::: Provided entries

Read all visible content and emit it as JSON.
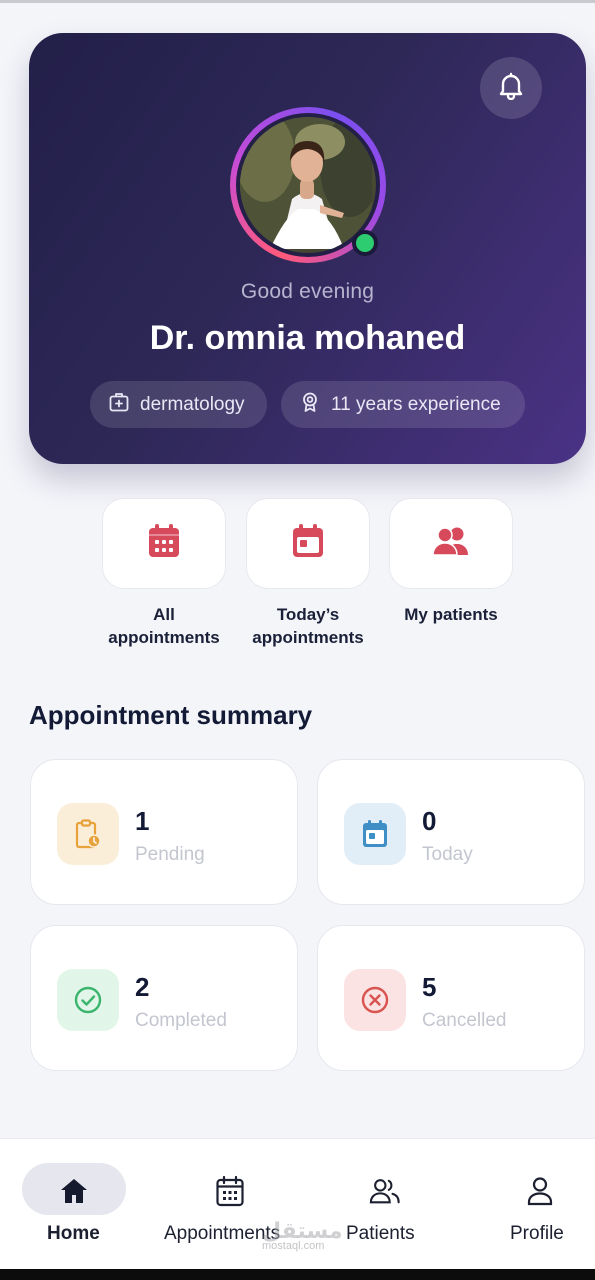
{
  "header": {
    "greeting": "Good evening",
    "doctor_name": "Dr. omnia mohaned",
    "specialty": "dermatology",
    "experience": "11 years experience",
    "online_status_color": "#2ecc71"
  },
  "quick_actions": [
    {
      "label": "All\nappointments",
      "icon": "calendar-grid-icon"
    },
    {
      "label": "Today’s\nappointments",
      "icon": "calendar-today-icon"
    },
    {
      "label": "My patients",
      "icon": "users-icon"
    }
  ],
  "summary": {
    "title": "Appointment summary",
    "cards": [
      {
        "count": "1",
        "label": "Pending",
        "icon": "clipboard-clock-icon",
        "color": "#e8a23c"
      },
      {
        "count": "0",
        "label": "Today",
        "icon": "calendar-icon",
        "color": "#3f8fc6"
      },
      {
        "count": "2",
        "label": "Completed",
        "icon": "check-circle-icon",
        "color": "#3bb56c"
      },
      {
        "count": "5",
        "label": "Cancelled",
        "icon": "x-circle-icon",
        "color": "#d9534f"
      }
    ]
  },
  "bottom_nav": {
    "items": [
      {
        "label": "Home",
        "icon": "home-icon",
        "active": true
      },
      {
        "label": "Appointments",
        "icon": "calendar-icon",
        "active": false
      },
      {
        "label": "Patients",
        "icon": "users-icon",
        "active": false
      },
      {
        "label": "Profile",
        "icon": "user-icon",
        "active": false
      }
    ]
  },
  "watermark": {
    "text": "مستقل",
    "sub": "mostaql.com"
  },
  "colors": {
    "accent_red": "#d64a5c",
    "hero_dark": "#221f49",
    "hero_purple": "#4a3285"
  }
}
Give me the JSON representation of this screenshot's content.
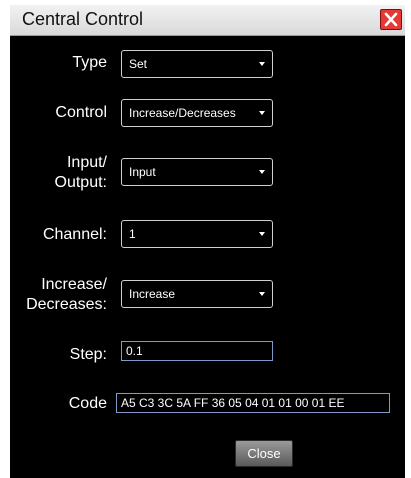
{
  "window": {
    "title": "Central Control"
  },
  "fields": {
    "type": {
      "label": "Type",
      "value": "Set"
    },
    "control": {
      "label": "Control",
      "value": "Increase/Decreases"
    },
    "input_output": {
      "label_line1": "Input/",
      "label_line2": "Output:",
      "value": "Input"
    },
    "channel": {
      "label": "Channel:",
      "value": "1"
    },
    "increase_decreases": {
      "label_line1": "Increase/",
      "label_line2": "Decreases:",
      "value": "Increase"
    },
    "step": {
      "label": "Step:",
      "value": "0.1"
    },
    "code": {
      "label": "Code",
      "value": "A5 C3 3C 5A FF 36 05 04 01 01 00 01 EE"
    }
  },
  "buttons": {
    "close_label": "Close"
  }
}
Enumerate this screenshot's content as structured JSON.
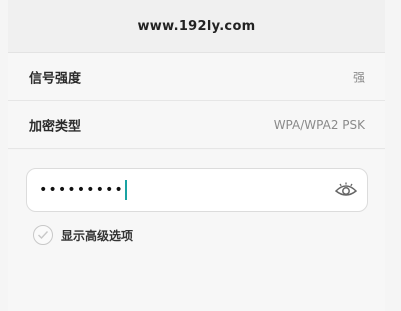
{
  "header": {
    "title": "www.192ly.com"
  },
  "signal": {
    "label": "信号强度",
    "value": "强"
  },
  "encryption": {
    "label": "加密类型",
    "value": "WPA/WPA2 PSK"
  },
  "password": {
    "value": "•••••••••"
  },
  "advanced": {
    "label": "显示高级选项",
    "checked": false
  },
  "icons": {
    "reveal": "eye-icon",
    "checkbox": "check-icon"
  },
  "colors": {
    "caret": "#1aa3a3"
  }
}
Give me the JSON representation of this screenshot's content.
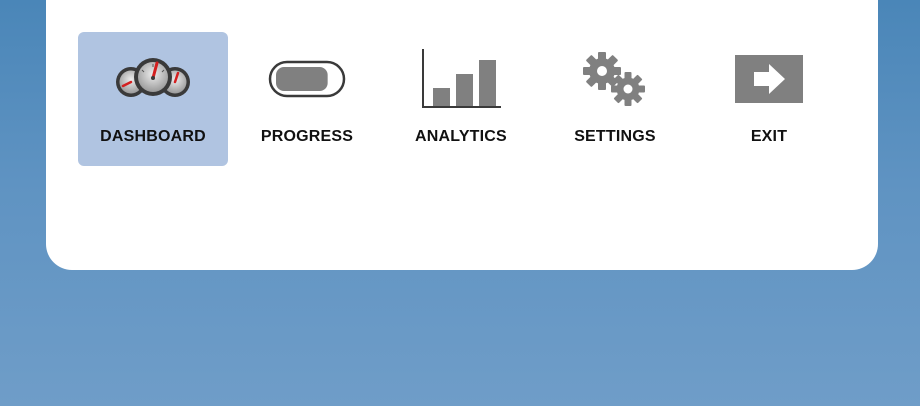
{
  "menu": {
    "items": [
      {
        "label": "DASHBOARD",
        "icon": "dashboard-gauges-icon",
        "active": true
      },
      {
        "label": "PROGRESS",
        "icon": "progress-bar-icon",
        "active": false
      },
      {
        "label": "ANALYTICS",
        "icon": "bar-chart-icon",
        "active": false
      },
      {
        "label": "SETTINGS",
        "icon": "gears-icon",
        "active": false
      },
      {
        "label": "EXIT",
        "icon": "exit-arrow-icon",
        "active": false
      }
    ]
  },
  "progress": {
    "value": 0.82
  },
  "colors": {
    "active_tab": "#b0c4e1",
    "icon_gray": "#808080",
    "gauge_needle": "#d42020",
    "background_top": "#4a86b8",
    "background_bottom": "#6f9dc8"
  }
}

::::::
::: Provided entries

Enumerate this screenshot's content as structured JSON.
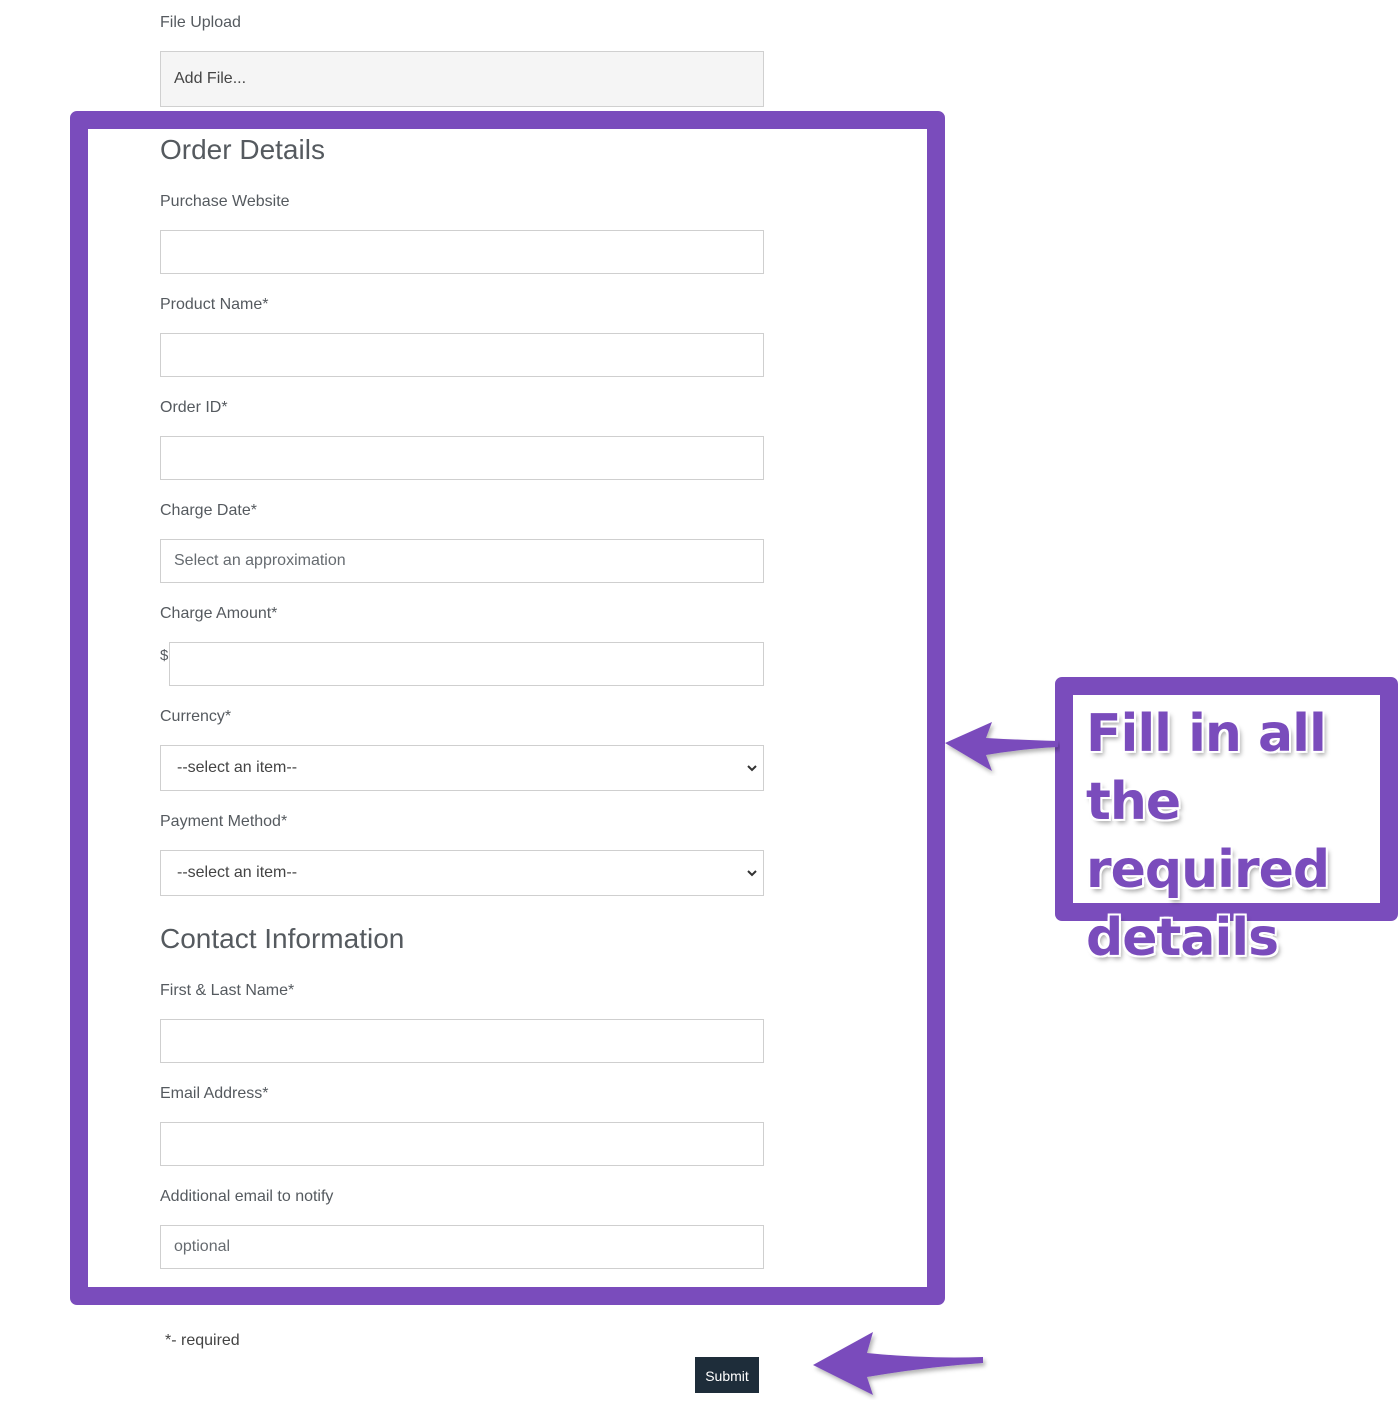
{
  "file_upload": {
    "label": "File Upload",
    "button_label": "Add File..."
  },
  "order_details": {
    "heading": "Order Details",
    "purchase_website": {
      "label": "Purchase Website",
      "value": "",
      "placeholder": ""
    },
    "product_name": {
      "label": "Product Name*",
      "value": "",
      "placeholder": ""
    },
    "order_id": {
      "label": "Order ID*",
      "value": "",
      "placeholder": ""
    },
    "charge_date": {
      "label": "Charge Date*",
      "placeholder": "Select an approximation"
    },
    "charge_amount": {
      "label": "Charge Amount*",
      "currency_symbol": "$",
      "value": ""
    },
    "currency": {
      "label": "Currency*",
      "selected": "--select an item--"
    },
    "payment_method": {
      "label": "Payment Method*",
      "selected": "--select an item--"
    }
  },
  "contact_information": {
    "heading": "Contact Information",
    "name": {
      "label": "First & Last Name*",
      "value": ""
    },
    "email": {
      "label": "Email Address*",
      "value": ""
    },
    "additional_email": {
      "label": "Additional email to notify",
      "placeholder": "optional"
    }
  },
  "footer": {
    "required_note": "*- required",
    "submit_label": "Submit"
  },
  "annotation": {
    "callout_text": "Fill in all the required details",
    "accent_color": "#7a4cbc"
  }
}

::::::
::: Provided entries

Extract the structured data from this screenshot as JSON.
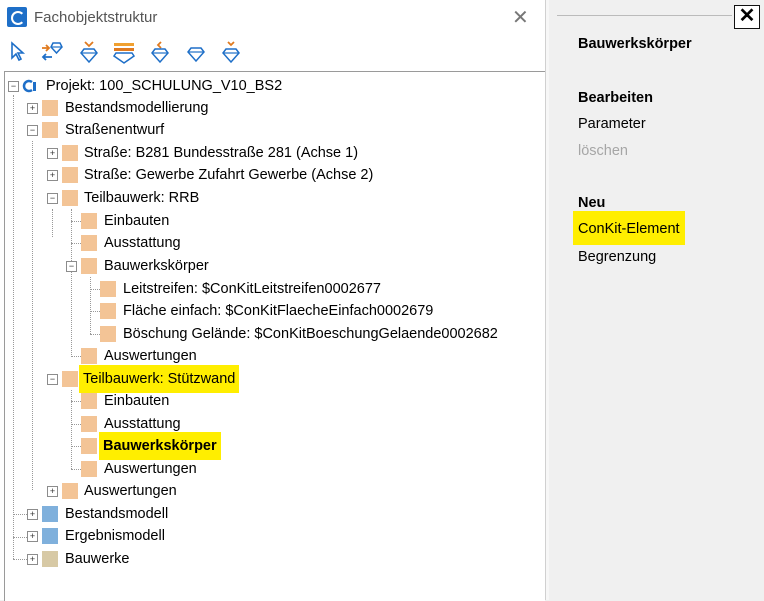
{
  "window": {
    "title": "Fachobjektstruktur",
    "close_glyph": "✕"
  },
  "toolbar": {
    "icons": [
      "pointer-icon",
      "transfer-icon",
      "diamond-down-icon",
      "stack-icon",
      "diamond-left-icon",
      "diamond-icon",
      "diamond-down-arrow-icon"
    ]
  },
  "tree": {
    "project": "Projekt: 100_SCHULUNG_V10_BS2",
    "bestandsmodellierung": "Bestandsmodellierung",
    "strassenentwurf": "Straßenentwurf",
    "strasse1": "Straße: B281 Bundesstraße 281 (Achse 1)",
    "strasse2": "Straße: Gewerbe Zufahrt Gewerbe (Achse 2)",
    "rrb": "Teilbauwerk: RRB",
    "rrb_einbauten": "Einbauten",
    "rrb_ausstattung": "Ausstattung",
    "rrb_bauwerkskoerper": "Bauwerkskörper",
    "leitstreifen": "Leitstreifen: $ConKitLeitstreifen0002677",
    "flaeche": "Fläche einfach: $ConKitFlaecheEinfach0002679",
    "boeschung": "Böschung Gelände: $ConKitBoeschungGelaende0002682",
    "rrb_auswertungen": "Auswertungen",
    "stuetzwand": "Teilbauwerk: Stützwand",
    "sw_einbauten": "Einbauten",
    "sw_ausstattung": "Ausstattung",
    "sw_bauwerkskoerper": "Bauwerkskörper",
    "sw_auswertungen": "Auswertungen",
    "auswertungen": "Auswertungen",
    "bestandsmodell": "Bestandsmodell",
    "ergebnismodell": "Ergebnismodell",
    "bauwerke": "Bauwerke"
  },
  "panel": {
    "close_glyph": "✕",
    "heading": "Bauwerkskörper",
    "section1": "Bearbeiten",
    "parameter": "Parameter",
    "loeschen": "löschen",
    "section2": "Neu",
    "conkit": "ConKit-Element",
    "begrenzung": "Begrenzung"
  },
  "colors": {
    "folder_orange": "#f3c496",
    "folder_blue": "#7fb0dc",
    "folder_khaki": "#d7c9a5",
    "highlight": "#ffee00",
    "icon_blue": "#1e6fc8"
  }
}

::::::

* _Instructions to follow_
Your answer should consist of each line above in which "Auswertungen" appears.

* _Expected answer_
    "rrb_auswertungen": "Auswertungen",
    "sw_auswertungen": "Auswertungen",
    "auswertungen": "Auswertungen",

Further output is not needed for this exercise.